It is often in our ability to love despite differences that strengthens the 'we'. You know when the difference is such that it becomes a violation of self. It is then that the 'we' crumbles. People elude themselves into believing that such violations will not destroy the 'we-factor' but it always does. If you are lucky or pro-active you will know before you create the 'we' that the other half of your possible 'we' is someone whose values and ethics will violate you. Many ignore the obvious because they think they can change the other person. That is the biggest false hope of all. No one can change anyone else. Many have died trying. The core person will always be - so it is best to know what that is and decide if it is a core you can embrace as part of your 'we'.

I have been in significant relationships where I have ignored the obvious. In many ways I felt challenged by thinking I would be the one to bring this person around to see it my way. Hah!! Each of these relationships ended miserably with ample time necessary to recoup.

I waited and explored before I became part of my current 'we'. A 'we' for two decades now. There is nothing about him I want to change and there is nothing about me he wants to change. The differences are exciting, and at times even annoying, but never violating. Our core values around all the major issues are similar and where we may differ we easily compromise. Choices we make outside our 'we' are always choices that we can bring back happily to our 'we' to share. When mistakes are made they are not so harmful as to separate either of us from being 'we'. We forgive. I watched a movie the other night and it spoke to five elements, as follows:

1- life isn't always fair
2- regard loyalty
3- sacrifice
4- forgive
5- dance with memories -love lives on in them

I am trying to say, - ally yourself with someone who believes in you just as you are and that you can believe in just as they are. One has to know and love themselves first, for that to happen. Never compromise your values to not be alone and never ever become someone you are not. And when you think you have to change someone for you to be happy, chances are you will never be happy. People pretty much show and tell us who they are rather quickly. Believe what they show you and tell you.

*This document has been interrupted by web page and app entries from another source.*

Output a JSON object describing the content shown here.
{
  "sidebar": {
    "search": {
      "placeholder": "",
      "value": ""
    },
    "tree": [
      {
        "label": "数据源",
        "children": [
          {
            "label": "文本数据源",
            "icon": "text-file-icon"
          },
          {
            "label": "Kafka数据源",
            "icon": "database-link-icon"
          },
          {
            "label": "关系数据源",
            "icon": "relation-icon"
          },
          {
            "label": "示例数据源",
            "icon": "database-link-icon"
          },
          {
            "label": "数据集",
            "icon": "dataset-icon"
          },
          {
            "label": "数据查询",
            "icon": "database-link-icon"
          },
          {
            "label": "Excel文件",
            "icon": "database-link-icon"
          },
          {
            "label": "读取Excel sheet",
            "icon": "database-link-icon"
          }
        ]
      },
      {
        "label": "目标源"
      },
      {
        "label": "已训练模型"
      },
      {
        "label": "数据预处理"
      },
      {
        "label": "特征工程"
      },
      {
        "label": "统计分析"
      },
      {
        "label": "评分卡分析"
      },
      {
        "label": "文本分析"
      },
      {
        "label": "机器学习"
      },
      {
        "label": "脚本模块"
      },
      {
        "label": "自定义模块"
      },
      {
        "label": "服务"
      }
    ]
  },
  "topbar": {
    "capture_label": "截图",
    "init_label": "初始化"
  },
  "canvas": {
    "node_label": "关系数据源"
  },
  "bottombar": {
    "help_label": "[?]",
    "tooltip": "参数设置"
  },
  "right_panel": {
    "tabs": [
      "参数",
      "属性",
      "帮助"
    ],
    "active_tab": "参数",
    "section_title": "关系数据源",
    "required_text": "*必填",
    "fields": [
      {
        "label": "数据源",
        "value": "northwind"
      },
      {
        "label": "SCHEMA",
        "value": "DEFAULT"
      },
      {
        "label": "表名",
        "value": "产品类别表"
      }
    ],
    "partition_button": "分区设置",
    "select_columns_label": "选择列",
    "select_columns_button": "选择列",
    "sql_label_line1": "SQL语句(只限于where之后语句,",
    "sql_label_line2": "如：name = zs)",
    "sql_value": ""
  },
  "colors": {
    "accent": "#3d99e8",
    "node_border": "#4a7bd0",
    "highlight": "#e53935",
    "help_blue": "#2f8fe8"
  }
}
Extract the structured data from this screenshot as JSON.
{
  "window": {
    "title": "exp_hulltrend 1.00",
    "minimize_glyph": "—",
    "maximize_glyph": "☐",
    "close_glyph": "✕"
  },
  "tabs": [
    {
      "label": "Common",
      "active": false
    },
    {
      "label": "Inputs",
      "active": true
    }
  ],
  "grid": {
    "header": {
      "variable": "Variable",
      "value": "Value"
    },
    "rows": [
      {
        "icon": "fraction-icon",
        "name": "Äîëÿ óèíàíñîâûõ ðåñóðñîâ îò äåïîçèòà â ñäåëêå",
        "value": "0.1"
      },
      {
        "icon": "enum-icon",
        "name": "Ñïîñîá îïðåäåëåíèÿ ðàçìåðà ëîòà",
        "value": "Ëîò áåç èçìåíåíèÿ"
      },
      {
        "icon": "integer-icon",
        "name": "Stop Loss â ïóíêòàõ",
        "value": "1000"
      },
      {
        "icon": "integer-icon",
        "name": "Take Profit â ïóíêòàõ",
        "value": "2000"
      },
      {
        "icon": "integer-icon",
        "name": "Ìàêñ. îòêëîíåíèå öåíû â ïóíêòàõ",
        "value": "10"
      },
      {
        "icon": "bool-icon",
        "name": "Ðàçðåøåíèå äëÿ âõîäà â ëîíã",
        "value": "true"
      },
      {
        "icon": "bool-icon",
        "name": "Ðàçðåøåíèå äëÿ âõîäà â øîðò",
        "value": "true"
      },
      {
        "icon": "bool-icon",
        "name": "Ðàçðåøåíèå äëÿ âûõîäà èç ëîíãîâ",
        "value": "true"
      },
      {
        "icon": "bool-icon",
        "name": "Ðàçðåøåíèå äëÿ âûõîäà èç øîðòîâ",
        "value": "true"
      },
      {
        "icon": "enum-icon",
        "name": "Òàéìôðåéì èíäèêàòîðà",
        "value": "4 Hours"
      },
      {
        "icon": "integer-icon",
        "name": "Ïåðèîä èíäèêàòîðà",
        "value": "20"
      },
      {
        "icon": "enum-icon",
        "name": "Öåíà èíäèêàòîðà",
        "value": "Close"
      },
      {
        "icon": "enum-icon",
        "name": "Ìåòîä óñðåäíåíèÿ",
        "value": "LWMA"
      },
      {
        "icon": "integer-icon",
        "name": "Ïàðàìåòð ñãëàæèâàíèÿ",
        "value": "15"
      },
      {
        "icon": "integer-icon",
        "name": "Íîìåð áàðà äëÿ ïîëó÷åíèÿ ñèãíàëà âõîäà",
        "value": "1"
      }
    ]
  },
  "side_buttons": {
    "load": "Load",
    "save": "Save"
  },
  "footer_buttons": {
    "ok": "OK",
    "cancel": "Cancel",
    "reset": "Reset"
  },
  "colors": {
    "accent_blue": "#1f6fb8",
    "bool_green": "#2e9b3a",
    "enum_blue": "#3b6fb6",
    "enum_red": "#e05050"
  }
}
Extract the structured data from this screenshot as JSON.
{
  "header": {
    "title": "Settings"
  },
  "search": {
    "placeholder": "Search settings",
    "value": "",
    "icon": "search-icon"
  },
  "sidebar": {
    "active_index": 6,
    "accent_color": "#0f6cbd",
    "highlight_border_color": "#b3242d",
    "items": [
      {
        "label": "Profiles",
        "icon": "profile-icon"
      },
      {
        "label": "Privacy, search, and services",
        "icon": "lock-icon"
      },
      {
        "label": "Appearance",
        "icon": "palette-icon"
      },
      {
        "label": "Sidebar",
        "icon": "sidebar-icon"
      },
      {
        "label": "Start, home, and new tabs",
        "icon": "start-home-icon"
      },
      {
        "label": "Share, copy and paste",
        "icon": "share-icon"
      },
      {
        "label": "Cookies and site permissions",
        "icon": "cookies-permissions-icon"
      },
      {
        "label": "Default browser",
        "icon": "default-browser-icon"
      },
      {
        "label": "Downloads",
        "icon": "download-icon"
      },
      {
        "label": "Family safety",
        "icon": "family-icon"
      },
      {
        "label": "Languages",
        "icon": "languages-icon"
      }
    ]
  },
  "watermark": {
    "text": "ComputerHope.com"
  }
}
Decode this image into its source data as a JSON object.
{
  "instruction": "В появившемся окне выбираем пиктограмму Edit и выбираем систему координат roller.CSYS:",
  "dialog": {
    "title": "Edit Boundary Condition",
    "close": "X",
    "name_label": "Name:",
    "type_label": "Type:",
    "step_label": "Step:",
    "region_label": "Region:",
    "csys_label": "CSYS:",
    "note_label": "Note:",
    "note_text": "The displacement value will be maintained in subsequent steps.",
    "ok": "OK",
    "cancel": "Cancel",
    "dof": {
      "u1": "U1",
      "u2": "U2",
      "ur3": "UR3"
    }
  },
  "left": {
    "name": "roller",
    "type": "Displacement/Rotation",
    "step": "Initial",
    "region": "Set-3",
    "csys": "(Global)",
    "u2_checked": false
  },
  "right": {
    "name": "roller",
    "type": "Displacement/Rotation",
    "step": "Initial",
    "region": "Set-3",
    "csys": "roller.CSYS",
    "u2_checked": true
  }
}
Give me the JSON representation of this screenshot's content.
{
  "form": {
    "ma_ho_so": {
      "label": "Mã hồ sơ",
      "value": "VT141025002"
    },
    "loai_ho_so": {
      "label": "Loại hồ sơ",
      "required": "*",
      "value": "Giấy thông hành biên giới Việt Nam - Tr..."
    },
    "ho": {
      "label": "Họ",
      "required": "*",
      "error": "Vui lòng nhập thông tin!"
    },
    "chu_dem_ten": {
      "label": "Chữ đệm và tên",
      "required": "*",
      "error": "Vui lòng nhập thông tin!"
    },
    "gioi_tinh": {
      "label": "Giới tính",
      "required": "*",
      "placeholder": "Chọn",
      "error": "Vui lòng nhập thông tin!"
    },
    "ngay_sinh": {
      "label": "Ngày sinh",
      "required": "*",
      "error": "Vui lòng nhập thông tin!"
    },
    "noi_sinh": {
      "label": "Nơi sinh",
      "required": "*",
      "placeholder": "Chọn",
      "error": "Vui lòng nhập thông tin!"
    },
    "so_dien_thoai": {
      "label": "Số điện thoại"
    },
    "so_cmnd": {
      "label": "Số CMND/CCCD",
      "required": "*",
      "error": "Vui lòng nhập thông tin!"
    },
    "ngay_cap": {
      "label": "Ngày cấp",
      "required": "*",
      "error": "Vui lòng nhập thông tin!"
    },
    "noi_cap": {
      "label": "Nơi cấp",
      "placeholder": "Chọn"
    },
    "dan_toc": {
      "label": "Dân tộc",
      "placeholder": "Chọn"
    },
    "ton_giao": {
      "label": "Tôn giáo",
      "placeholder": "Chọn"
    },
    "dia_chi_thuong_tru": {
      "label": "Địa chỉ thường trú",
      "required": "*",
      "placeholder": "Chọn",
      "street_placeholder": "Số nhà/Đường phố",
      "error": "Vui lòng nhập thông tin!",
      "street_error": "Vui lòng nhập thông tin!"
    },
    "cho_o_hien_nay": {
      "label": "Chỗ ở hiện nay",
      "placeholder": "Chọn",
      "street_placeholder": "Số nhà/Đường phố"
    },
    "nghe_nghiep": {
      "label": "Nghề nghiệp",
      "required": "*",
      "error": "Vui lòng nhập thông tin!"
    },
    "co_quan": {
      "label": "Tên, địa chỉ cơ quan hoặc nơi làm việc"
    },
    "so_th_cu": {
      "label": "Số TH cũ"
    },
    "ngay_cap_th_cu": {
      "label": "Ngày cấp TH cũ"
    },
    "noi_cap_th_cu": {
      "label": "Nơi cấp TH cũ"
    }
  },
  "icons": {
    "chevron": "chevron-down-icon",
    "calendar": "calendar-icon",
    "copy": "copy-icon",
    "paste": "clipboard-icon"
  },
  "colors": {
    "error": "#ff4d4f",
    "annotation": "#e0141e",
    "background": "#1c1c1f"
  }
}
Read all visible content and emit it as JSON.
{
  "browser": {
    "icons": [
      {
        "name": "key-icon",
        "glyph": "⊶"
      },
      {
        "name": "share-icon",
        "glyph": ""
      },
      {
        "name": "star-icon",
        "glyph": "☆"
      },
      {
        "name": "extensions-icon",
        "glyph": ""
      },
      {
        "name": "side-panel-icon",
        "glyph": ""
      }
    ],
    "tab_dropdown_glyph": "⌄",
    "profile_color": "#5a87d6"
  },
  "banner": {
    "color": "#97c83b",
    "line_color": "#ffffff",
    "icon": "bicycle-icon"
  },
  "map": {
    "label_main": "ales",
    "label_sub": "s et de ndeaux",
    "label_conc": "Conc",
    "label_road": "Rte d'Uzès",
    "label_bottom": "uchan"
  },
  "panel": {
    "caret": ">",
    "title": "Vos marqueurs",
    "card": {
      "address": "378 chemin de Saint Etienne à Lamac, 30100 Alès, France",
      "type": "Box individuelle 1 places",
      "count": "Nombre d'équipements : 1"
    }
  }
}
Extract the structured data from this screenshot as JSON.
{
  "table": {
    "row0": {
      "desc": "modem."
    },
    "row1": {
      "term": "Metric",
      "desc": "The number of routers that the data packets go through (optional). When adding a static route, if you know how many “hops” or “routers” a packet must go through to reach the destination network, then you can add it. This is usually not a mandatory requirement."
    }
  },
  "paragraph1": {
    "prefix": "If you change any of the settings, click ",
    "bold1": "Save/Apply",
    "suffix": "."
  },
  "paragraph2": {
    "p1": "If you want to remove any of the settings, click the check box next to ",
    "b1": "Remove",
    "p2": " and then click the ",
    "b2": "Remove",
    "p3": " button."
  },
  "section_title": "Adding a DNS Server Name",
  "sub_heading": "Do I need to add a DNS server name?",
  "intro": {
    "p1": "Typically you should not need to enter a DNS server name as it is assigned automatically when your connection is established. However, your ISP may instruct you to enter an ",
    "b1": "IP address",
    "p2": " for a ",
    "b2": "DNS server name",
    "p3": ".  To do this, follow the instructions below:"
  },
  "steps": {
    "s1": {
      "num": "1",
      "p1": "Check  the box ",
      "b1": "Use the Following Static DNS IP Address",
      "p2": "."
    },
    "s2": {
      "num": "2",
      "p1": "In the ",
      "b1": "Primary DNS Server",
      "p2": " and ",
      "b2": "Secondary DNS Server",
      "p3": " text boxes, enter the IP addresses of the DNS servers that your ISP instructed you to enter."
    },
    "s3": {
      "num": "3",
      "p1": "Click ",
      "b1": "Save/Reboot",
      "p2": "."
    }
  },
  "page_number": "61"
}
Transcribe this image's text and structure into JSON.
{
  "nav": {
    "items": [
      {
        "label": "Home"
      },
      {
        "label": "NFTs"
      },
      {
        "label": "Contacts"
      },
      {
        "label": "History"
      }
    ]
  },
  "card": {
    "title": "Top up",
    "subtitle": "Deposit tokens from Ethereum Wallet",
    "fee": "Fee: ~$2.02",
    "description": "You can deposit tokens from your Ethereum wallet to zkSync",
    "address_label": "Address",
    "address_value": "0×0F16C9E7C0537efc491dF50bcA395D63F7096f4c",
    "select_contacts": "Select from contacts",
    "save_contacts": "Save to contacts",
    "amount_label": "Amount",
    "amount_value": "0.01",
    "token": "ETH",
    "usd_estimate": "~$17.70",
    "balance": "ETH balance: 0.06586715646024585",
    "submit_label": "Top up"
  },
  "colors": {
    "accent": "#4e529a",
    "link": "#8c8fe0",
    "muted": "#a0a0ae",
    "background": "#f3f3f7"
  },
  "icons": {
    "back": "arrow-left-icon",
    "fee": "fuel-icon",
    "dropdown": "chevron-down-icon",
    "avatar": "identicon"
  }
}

I hope any of you reading this know your own value and worth and that you find someone or have someone that by their design lives a life that just by chance, blends with yours and the 'we' that is created will honor and sustain you both forever.



Comrade Kevin said...

We is fine, so long as I doesn't get submerged underneath it all into a kind of co-dependency.

Ideally, a relationship should be an equitable partnership between two people. Many people get married or involved in relationship for selfish reasons or remain in them out of a kind of mulishness that does them no good at all.

Gail said...

Hi Kevin-

I agree with your thoughts. Also, that is why I spoke about the issue of people ignoring the 'obvious' so they are not alone. That never works. And in regards to co-dependency? There is always an element of that in every relationship. The "we" I am in is free.....and free is good. It just so happens that what we choose to do and be while free luckily has a good effect on the "we". Ya know?

Good to hear from you Kevin, as always.